I sit here in the hushed beauty of this 15th century chapel at Kings College, mesmerized by the grandeur of the design - an architectural expression of worship by a king to his King. The evening sun has set ablaze the brilliant colors of stained glass windows that reach high toward magnificent fanned roof arches. I study the depictions of timeless stories that span biblical history from the garden to the final judgment. The silence is suddenly broken. A world renowned organist has seated himself before the massive oak console and at his touch music pours from the golden pipes and reeds and reverberates through the stone edifice - music with such power and passion as I have not before heard. Outside the walls of this cathedral-size chapel lies the city of Cambridge with its centuries-old colleges and medieval churches, quaint shops and pubs along narrow cobblestone streets. It is a city deeply rooted in history and tradition. Priests still reside in their parishes and remain the primary custodians of baptism and marriage records for the state. Robed dons still file into richly adorned college dining halls and take their seats at elevated tables while respectful students stand stiffly at attention. Students still pole flat-bottom punts up and down the quiet River Cam and young musicians play the classics on street corners for coins.
There is something very appealing about tradition. It makes life predictable. It slows change to a more comfortable pace. In an age of cell phones and instant internet communication, tradition in this place values libraries with original manuscripts and professors who tutor personally each of their students. Tradition prefers the use of forged iron latches on the great wooden doors of its courtyards over electronic gadgetry. Tradition prefers shopkeepers and city centre markets to shopping malls. The social norms of civility and punctuality and cordiality are very nice indeed. And the worship, following liturgy that the saints have used for a thousand years, gives a connectedness to the historical roots of the Church like little else can.

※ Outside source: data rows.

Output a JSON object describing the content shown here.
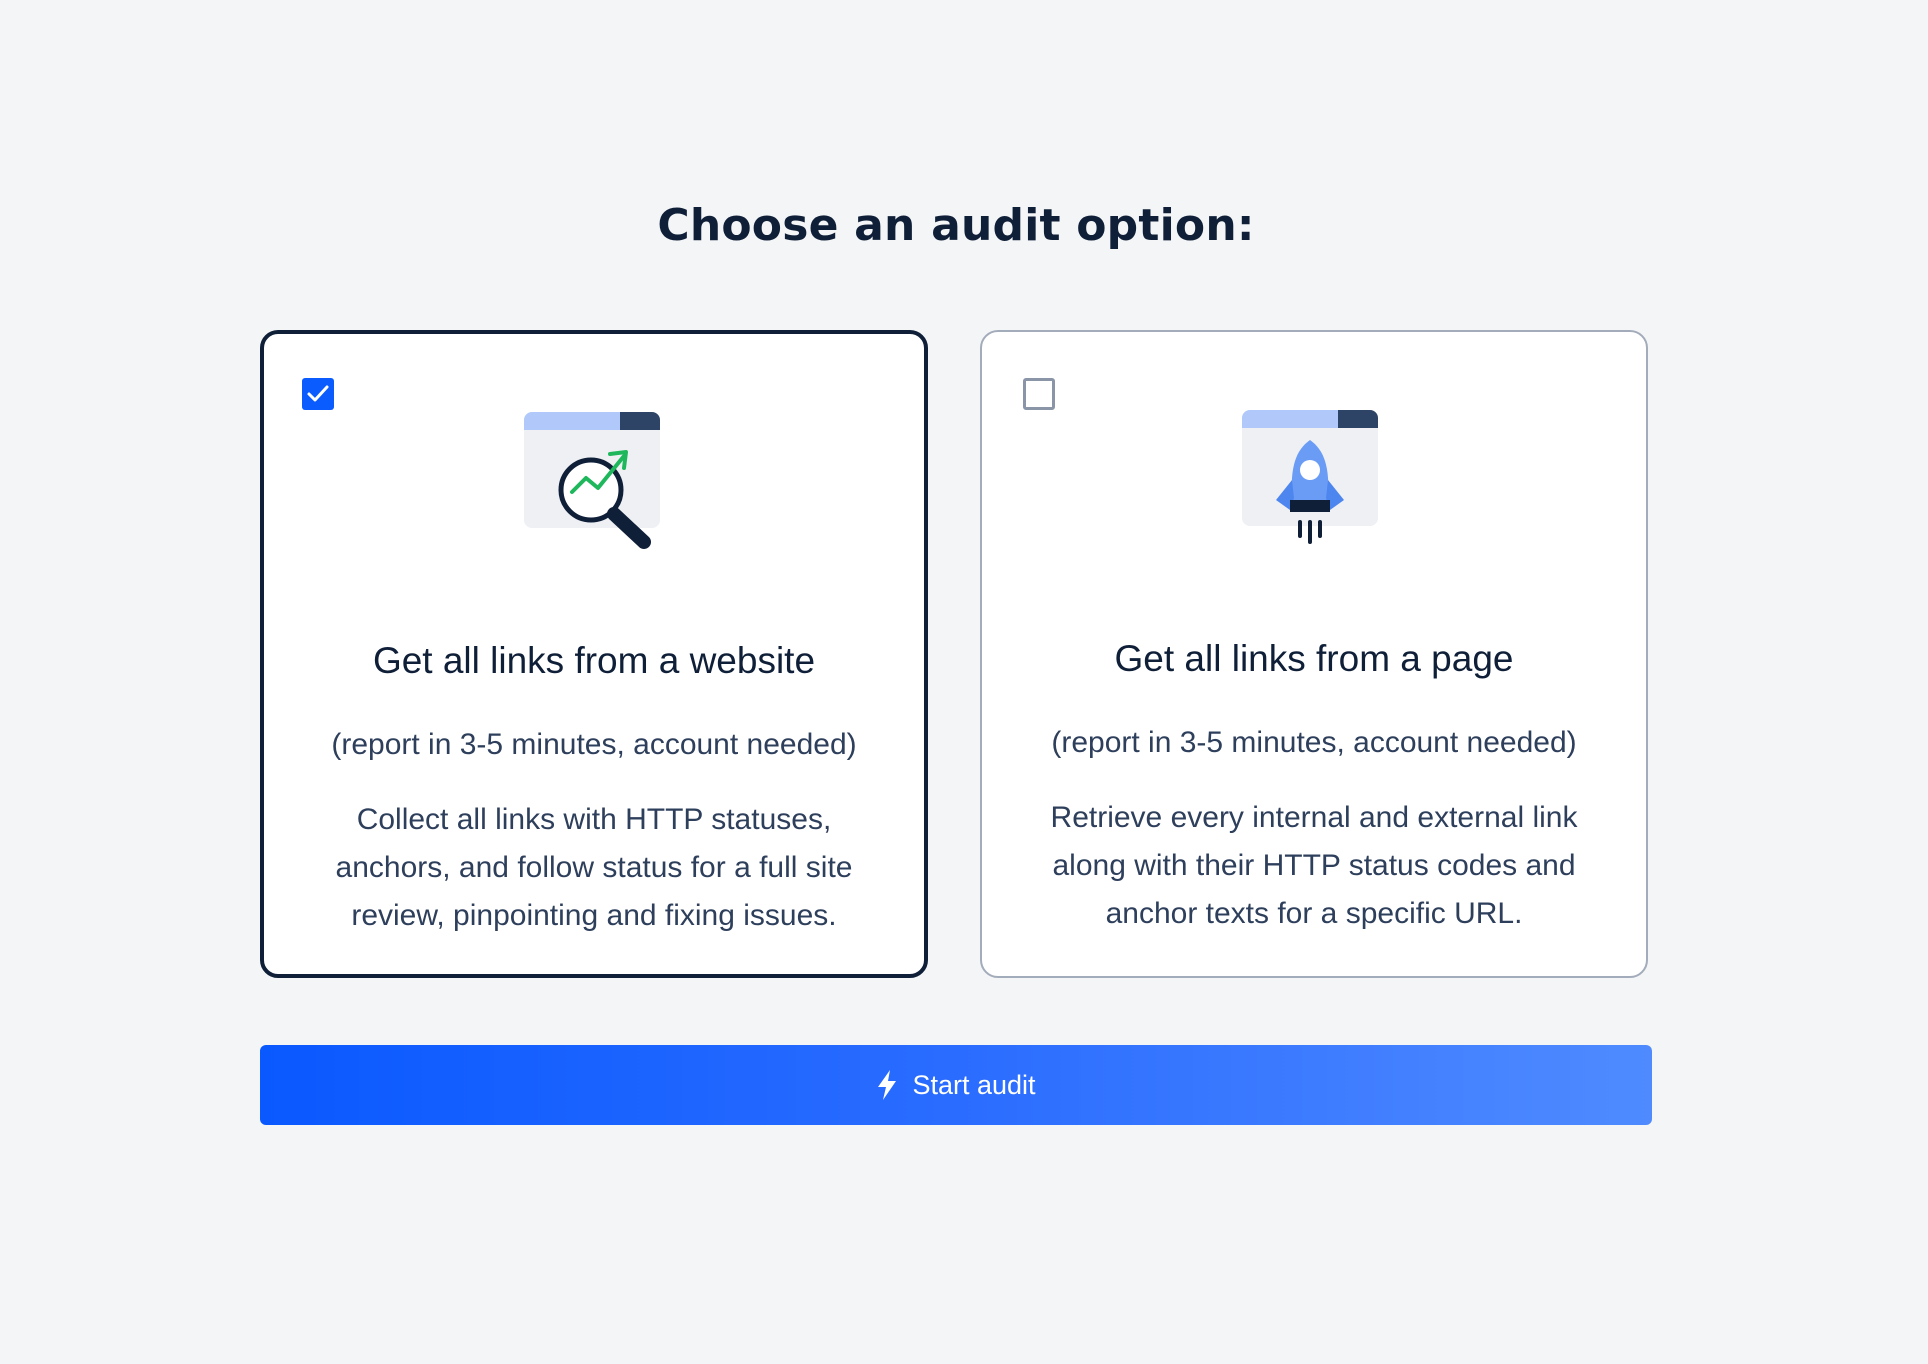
{
  "page": {
    "title": "Choose an audit option:"
  },
  "options": [
    {
      "icon": "website-analytics-icon",
      "title": "Get all links from a website",
      "subtitle": "(report in 3-5 minutes, account needed)",
      "description": "Collect all links with HTTP statuses, anchors, and follow status for a full site review, pinpointing and fixing issues.",
      "selected": true
    },
    {
      "icon": "rocket-page-icon",
      "title": "Get all links from a page",
      "subtitle": "(report in 3-5 minutes, account needed)",
      "description": "Retrieve every internal and external link along with their HTTP status codes and anchor texts for a specific URL.",
      "selected": false
    }
  ],
  "actions": {
    "start_label": "Start audit",
    "start_icon": "lightning-icon"
  },
  "colors": {
    "accent": "#0a5cff",
    "text_dark": "#0f1f38",
    "text_body": "#2e3f5c",
    "background": "#f4f5f7"
  }
}
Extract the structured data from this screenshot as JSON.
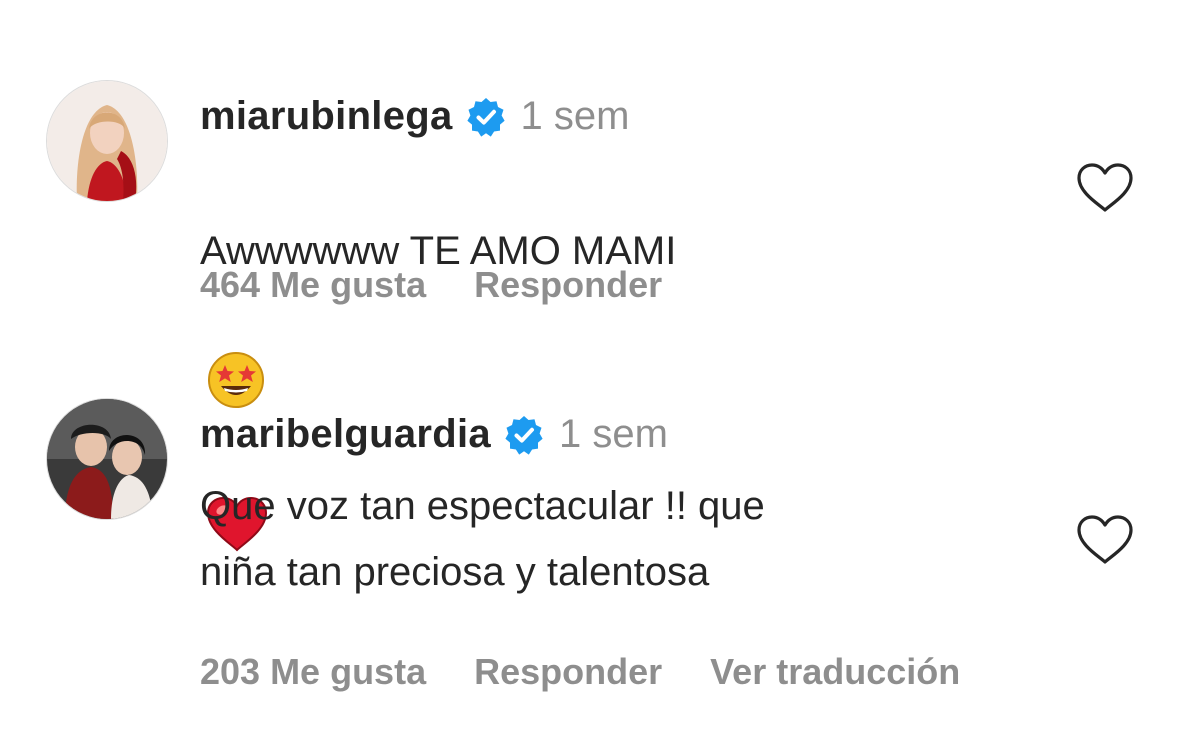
{
  "comments": [
    {
      "username": "miarubinlega",
      "verified": true,
      "time": "1 sem",
      "text": "Awwwwww TE AMO MAMI",
      "emojis": [
        "star-struck-emoji",
        "red-heart-emoji"
      ],
      "likes_label": "464 Me gusta",
      "reply_label": "Responder"
    },
    {
      "username": "maribelguardia",
      "verified": true,
      "time": "1 sem",
      "text": "Que voz tan espectacular !! que\nniña tan preciosa y talentosa",
      "likes_label": "203 Me gusta",
      "reply_label": "Responder",
      "translate_label": "Ver traducción"
    }
  ],
  "colors": {
    "verified_badge": "#1d9bf0",
    "muted_text": "#8e8e8e",
    "primary_text": "#262626"
  },
  "icons": {
    "verified": "verified-badge-icon",
    "like": "heart-outline-icon"
  }
}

Tradition has a way of creating a sense of permanency. Morning worship at Kings College is conducted each day following much the same form that King Henry VI instituted in 1441. The worship of Almighty God, the king declared, would forever be at the center of all education at his college. And so, morning and evening, year in and year out, for centuries, morning prayers and evensong have taken place without fail. Of course, few if any students attend these services any more - only a chaplain and his faithful assistants, and sporadic groups of curious, romantic and sometimes reverent visitors who want a taste of historic Christianity. Tradition does offer rootedness but it does not necessarily produce new life.
Actually, tradition often resists change. The more I read the history of this land of my roots, the more I discover that most of its history-shapers have faced the resistance of the traditional establishment. Oliver Cromwell, 17th century ruler of England, Scotland and Ireland, embraced certain Puritan doctrines over the objections of the hierarchy of the Church of England and opposed the crown. Four centuries later the United Kingdom is still conflicted about this “dissenter.” A current exhibit on his life in the Cambridge University Library is entitled “A brave bad man.” Oliver’s head, unceremoniously hacked from his exhumed body and displayed on a pole outside Westminster Hall, was eventually buried with honors on the grounds of his alma mater at Cambridge. John Wesley, loyal priest of the Church of England, found himself at odds with the arch-bishop over his methods of evangelizing the poor who had largely been ignored by the established church. After years of agonizing struggle, the “non-conformist” was eventually frozen out and reluctantly created the Methodist Church. William Wilberforce, a statesman who devoted his entire public career to the eradication of slavery in the British empire, was for many of those years considered the most despised man in England.
Though an innovator at heart, I sit here in this majestic chapel with my soul strangely stirred, filled with deep appreciation for generations of guardians who understood preservation to be their calling. Must tradition always brace itself against the winds of change, I wonder. Can it not peacefully coexist with innovation? Tradition, I recall with gratitude, guards like precious gems the sacraments of the church such as baptism and communion for future generations of believers. Its high office is to protect from contamination and extinction those treasures history deems irreplaceable. But tradition can also allow one to slumber complacently through an unexamined life. It can also offer resistance to the fresh winds of the Spirit. How can I determine, then, when “non-conformity” is necessary for new life or when it is merely strong-headed rebellion? Perhaps I cannot know for certain when “dissent” is right, apart from looking deeply into my own soul to determine the source and nature of the motivation which impels me.
The relationship between preservation and innovation seems as inextricable as the seasons. Just as last years seeds spring new shoots that blossom and bear fruit - all from soil nourished by the legacy of previous seasons, so new visions spring forth with each new generation. But as fresh as their expressions may be, visions are not born in a vacuum. Each original thought, each new insight, each revelation is a shoot that springs from soil that history has prepared.
And so I will continue to enjoy this immersion in tradition, taking care to neither worship nor diminish it. And I will continue to marvel at the perennial engagement of God in the affairs of humankind from generation to generation.